logo
g Text Version
Beauty & Self
Books & Music
Career
Computers
Education
Family
Food & Wine
Health & Fitness
Hobbies & Crafts
Home & Garden
Money
News & Politics
Relationships
Religion & Spirituality
Sports
Travel & Culture
TV & Movies

dailyclick
Bored? Games!
Nutrition
Postcards
Take a Quiz
Rate My Photo

new
European Travel
Action Movies
Bible Basics
Houseplants
Romance Movies
Creativity
Family Travel


dailyclick
All times in EST

Full Schedule
g
g Floral Design Site

BellaOnline's Floral Design Editor

g

Purple and Pink Blooms

Guest Author - Connie Krochmal

My favorite color is purple, and in that respect Iím very lucky. There are so many kinds of purple flowers. Mix and match those with pink ones, and you have a match made in heaven. There is something so delightful when these two colors are combined.
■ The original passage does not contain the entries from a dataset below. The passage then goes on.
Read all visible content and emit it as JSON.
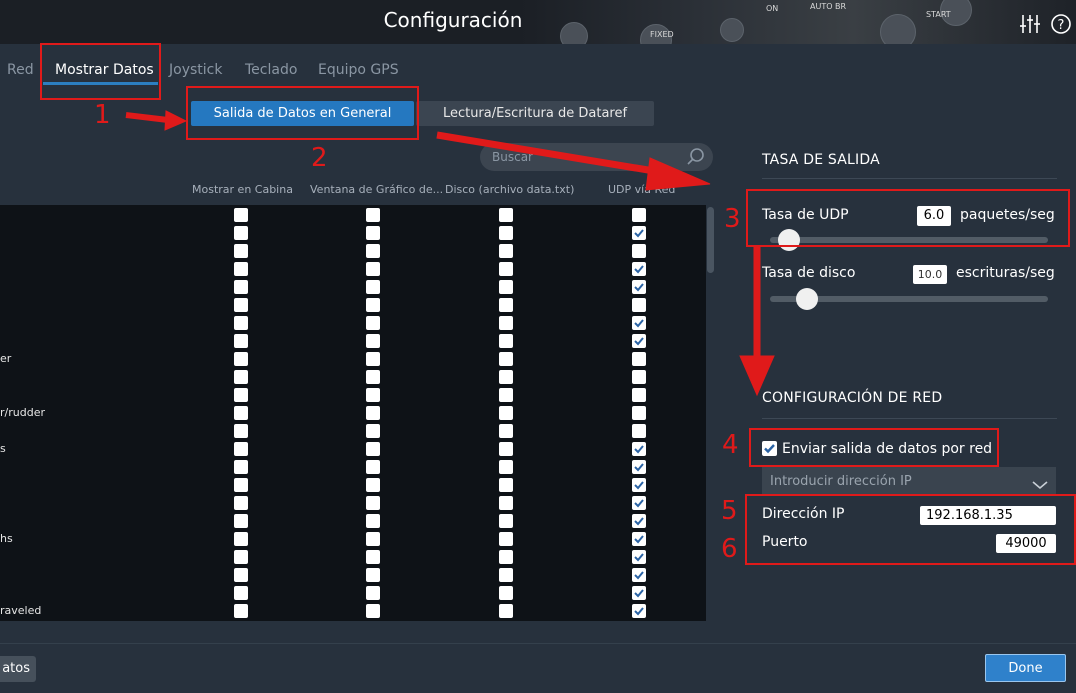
{
  "header": {
    "title": "Configuración",
    "deco_texts": [
      "ON",
      "AUTO BR",
      "FIXED",
      "START"
    ]
  },
  "tabs": [
    {
      "label": "Red"
    },
    {
      "label": "Mostrar Datos"
    },
    {
      "label": "Joystick"
    },
    {
      "label": "Teclado"
    },
    {
      "label": "Equipo GPS"
    }
  ],
  "segmented": {
    "general": "Salida de Datos en General",
    "dataref": "Lectura/Escritura de Dataref"
  },
  "search": {
    "placeholder": "Buscar"
  },
  "columns": [
    "Mostrar en Cabina",
    "Ventana de Gráfico de...",
    "Disco (archivo data.txt)",
    "UDP vía Red"
  ],
  "rows": [
    {
      "label": "",
      "udp": false
    },
    {
      "label": "",
      "udp": true
    },
    {
      "label": "",
      "udp": false
    },
    {
      "label": "",
      "udp": true
    },
    {
      "label": "",
      "udp": true
    },
    {
      "label": "",
      "udp": false
    },
    {
      "label": "",
      "udp": true
    },
    {
      "label": "",
      "udp": true
    },
    {
      "label": "er",
      "udp": false
    },
    {
      "label": "",
      "udp": false
    },
    {
      "label": "",
      "udp": false
    },
    {
      "label": "r/rudder",
      "udp": false
    },
    {
      "label": "",
      "udp": false
    },
    {
      "label": "s",
      "udp": true
    },
    {
      "label": "",
      "udp": true
    },
    {
      "label": "",
      "udp": true
    },
    {
      "label": "",
      "udp": true
    },
    {
      "label": "",
      "udp": true
    },
    {
      "label": "hs",
      "udp": true
    },
    {
      "label": "",
      "udp": true
    },
    {
      "label": "",
      "udp": true
    },
    {
      "label": "",
      "udp": true
    },
    {
      "label": "raveled",
      "udp": true
    },
    {
      "label": "",
      "udp": false
    },
    {
      "label": "",
      "udp": false
    }
  ],
  "output_rate": {
    "heading": "TASA DE SALIDA",
    "udp_label": "Tasa de UDP",
    "udp_value": "6.0",
    "udp_unit": "paquetes/seg",
    "udp_slider_fraction": 0.03,
    "disk_label": "Tasa de disco",
    "disk_value": "10.0",
    "disk_unit": "escrituras/seg",
    "disk_slider_fraction": 0.1
  },
  "network": {
    "heading": "CONFIGURACIÓN DE RED",
    "send_label": "Enviar salida de datos por red",
    "send_checked": true,
    "ip_dropdown": "Introducir dirección IP",
    "ip_label": "Dirección IP",
    "ip_value": "192.168.1.35",
    "port_label": "Puerto",
    "port_value": "49000"
  },
  "bottom": {
    "left_button": "atos",
    "done": "Done"
  },
  "annotations": [
    "1",
    "2",
    "3",
    "4",
    "5",
    "6"
  ],
  "colors": {
    "accent": "#2578c0",
    "annotation": "#e01a1a",
    "background": "#27313d",
    "list_bg": "#0e1217"
  }
}
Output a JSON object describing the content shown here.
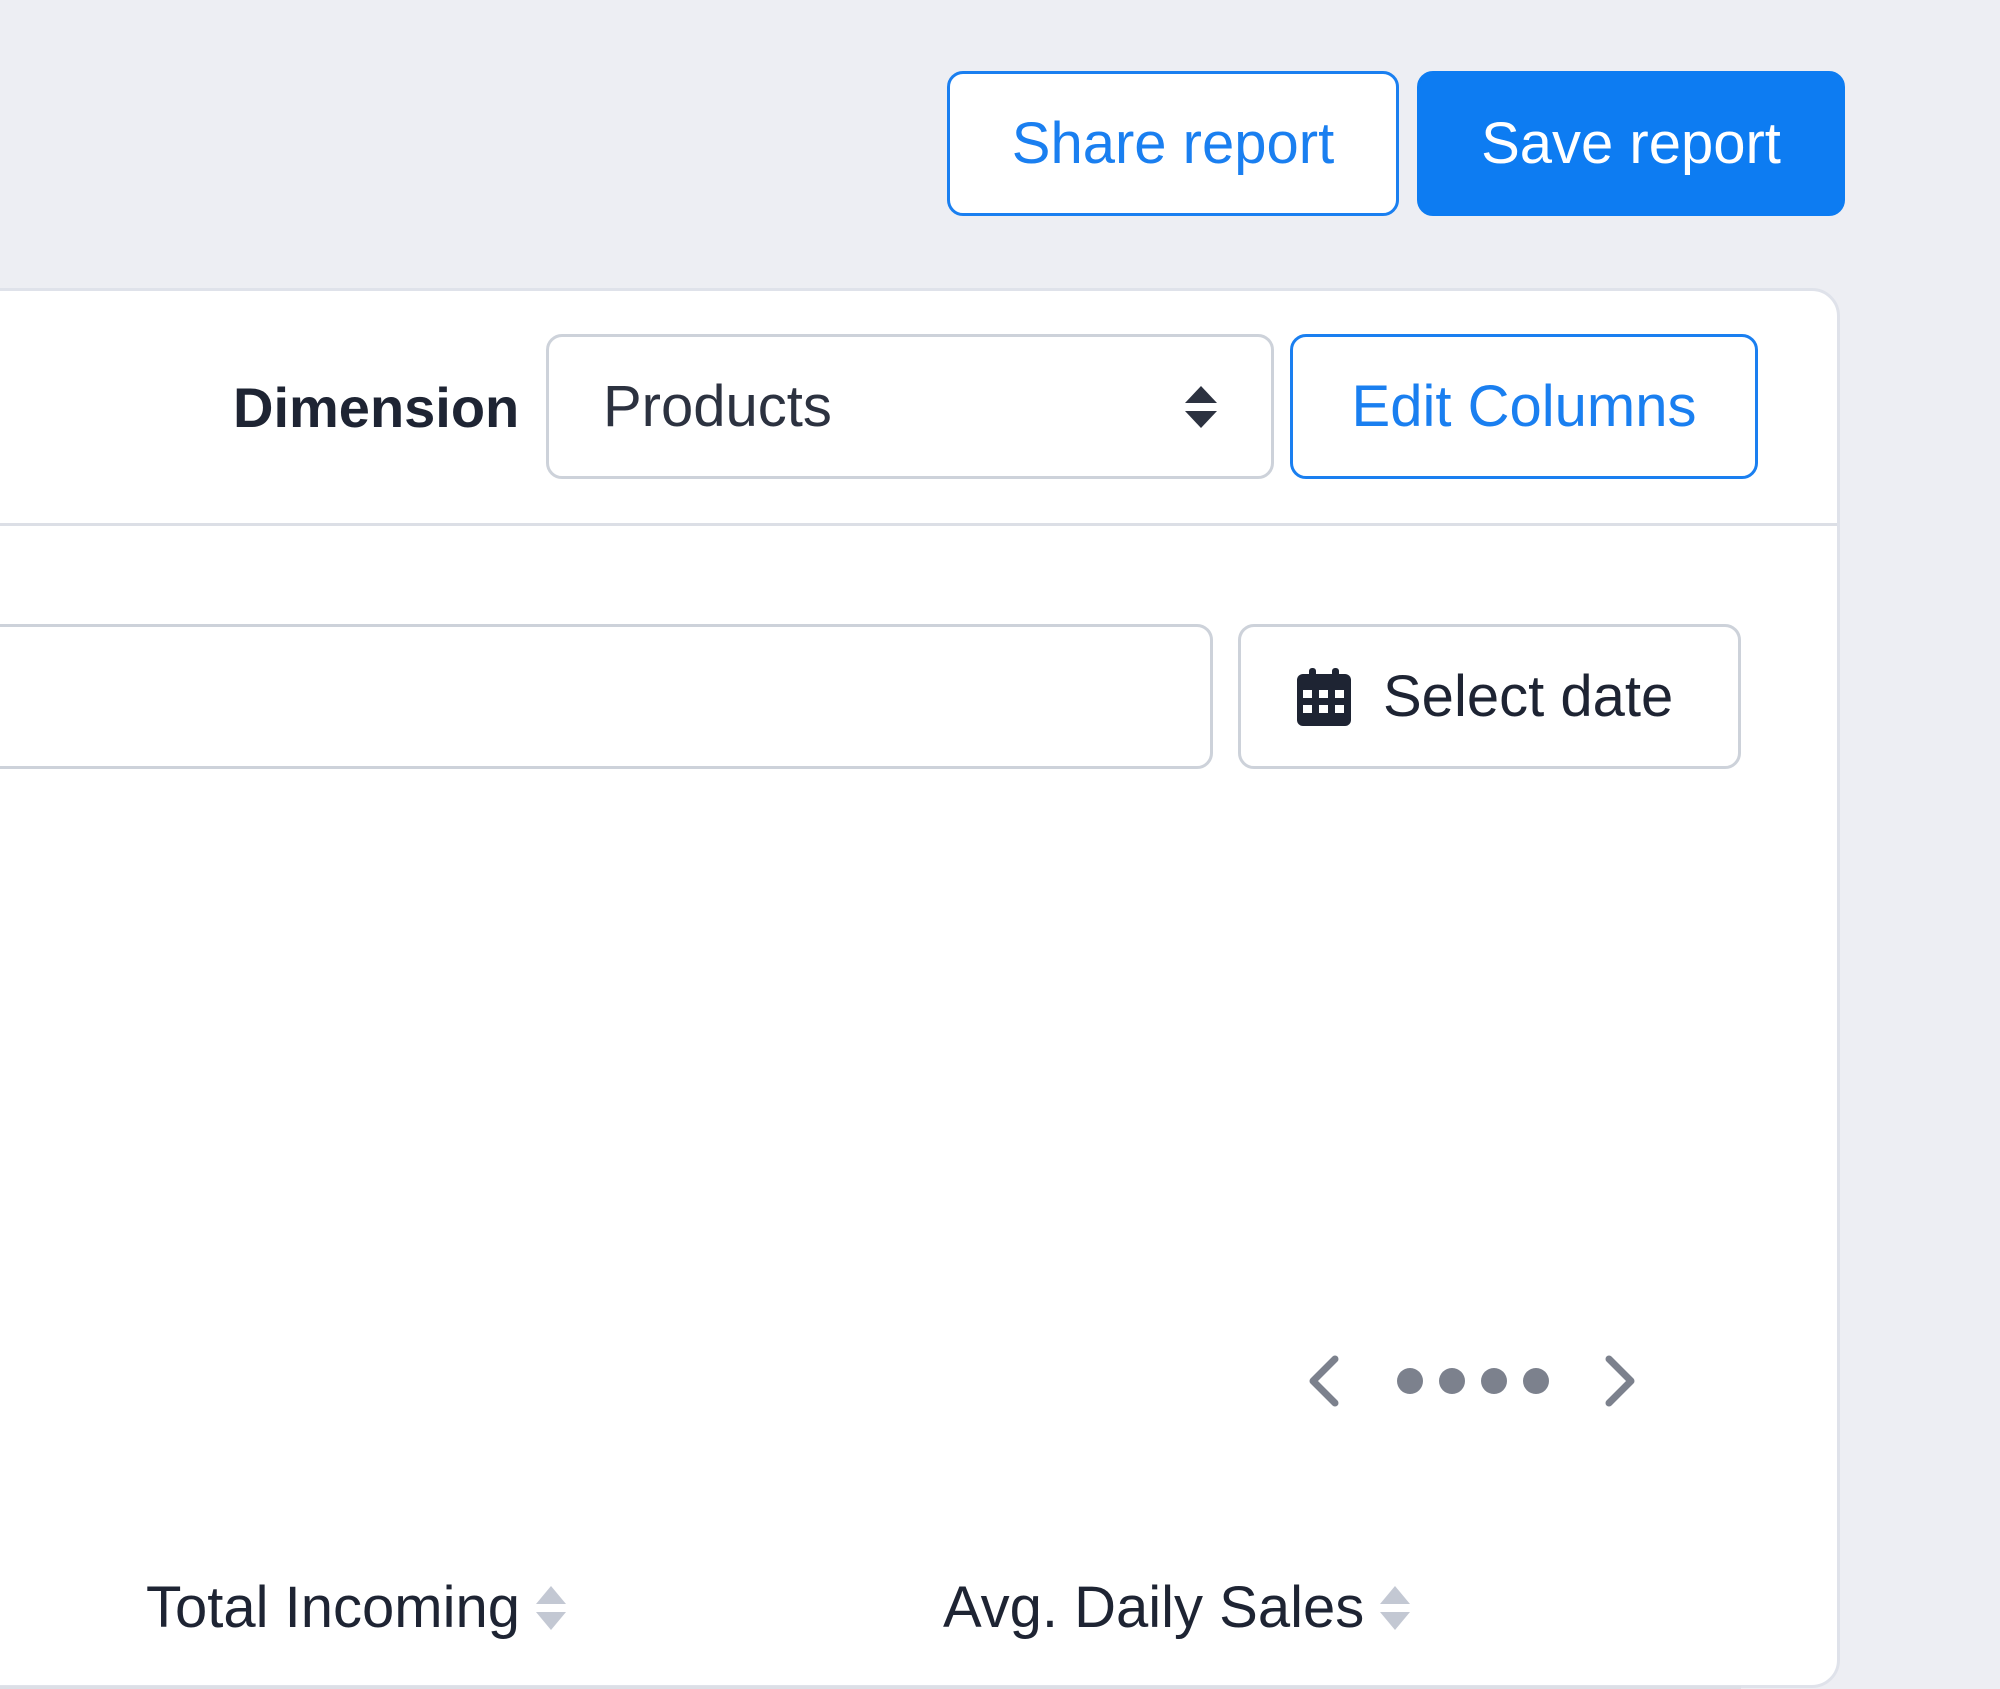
{
  "header": {
    "share_label": "Share report",
    "save_label": "Save report"
  },
  "toolbar": {
    "dimension_label": "Dimension",
    "dimension_value": "Products",
    "edit_columns_label": "Edit Columns"
  },
  "filters": {
    "search_value": "",
    "search_placeholder": "",
    "date_label": "Select date"
  },
  "pagination": {
    "page_count": 4
  },
  "table": {
    "columns": [
      {
        "label": "Total Incoming"
      },
      {
        "label": "Avg. Daily Sales"
      }
    ]
  },
  "colors": {
    "accent": "#0d7cf2",
    "background": "#edeef3",
    "border": "#cdd2da",
    "text": "#1e2433",
    "muted": "#7c818d",
    "sort_icon": "#c3c8d3"
  }
}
Depending on the time of year, youíll find there are numerous kinds of purple and pink blooms.

For example, we can start in spring with purple bulbs and early blooming plants. Among these are anemone or Grecian wind flower, grape hyacinth, purple iris, freesia, squills, tulips, crocus. Depending where youíre located, lilacs, and wallflowers also tend to be early blooming. Later in the spring, there are flowering onions, hyacinths, and larkspur. Of the summer-blooming purples, the ones that readily come to mind are agapanthus, ageratum, dahlia, gladiolus, liatris, lily, phlox, scabious, statice, sweet pea, trachelium, and veronica. In certain cases, some kinds of purple flowers are grown year-round for cut flowers. These include alstroemeria, aster, mums, lisianthus, snapdragons, and stock.

Itís a simple matter to combine any of these purple or violet-blooming flowers with pink ones. The pink ones are available in various degrees of pink. Personally, I prefer the pale to medium tones. Dark and neon pinks can sometimes clash with purple.

For a mixed purple and pink bouquet, I also like to include ones with different shaped flowers. So for that reason I am careful to include some novelty-shaped ones like the scabious or pin cushion flower, and the sweet pea. These would add visual appeal due to the shapes of the flowers regardless of what color they are. Following the same principle, some of the spiky ones can add height with examples being lavender, gladiolus, snapdragon, and stock. By the same token, add contrast by including some flowers that add texture to the arrangement. With its fluffy or feathery flower clusters, the ageratum can soften a design. There are numerous kinds of asters available, and some of these also have a fluffy appearance.

Another approach to making a simple purple and pink design is to mix the color, but use all the same kind of flowers. As an example of this, you might choose various pink and purple-flowered mums.
This site needs an editor - click to learn more!

Add Purple+and+Pink+Blooms to Twitter Add Purple+and+Pink+Blooms to Facebook Add Purple+and+Pink+Blooms to MySpace Add Purple+and+Pink+Blooms to Del.icio.us Digg Purple+and+Pink+Blooms Add Purple+and+Pink+Blooms to Yahoo My Web Add Purple+and+Pink+Blooms to Google Bookmarks Add Purple+and+Pink+Blooms to Stumbleupon Add Purple+and+Pink+Blooms to Reddit




RSS | Editor's Picks Articles | Top Ten Articles | Previous Features | Site Map


For FREE email updates, subscribe to the Floral Design Newsletter


Past Issues


print
Printer Friendly
bookmark
Bookmark
tell friend
Tell a Friend
forum
Forum
email
Email Editor


Content copyright © 2014 by Connie Krochmal. All rights reserved.
This content was written by Connie Krochmal. If you wish to use this content in any manner, you need written permission. Contact BellaOnline Administration for details.

g


g features
Archives | Site Map

forum
Forum
email
Contact

Past Issues
memberscenter


vote
Poetry
Daily
Weekly
Monthly
Less than Monthly



BellaOnline on Facebook
g


| About BellaOnline | Privacy Policy | Advertising | Become an Editor |
Website copyright © 2014 Minerva WebWorks LLC. All rights reserved.


BellaOnline Editor